===== INFORMATION PROVIDED
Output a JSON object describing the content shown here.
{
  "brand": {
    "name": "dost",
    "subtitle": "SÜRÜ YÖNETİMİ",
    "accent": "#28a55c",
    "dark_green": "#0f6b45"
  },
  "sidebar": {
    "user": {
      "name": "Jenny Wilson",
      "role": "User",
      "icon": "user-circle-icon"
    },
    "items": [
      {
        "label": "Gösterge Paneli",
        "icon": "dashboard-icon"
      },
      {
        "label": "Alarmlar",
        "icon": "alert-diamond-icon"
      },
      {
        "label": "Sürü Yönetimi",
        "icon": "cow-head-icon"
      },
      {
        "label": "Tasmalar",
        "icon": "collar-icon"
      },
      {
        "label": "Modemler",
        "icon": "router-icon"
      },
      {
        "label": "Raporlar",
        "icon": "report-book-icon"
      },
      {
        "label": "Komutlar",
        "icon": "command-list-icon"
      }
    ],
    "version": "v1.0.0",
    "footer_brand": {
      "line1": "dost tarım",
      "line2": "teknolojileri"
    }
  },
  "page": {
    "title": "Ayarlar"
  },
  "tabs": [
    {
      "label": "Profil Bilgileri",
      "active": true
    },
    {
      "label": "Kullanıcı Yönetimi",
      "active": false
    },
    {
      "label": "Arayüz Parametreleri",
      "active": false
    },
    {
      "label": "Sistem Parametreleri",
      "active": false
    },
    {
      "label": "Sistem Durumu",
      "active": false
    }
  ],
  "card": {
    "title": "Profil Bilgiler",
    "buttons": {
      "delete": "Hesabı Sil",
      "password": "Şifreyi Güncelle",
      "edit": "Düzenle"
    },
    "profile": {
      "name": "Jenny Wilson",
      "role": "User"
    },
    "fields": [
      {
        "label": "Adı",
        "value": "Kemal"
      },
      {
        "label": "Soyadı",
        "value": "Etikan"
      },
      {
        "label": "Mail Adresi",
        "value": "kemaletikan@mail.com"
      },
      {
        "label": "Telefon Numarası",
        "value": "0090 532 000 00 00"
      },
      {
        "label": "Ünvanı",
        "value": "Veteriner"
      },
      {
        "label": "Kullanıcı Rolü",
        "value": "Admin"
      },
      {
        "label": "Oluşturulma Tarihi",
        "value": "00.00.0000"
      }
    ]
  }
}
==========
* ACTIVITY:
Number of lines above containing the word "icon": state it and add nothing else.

* SOLUTION TO THIS TASK:
8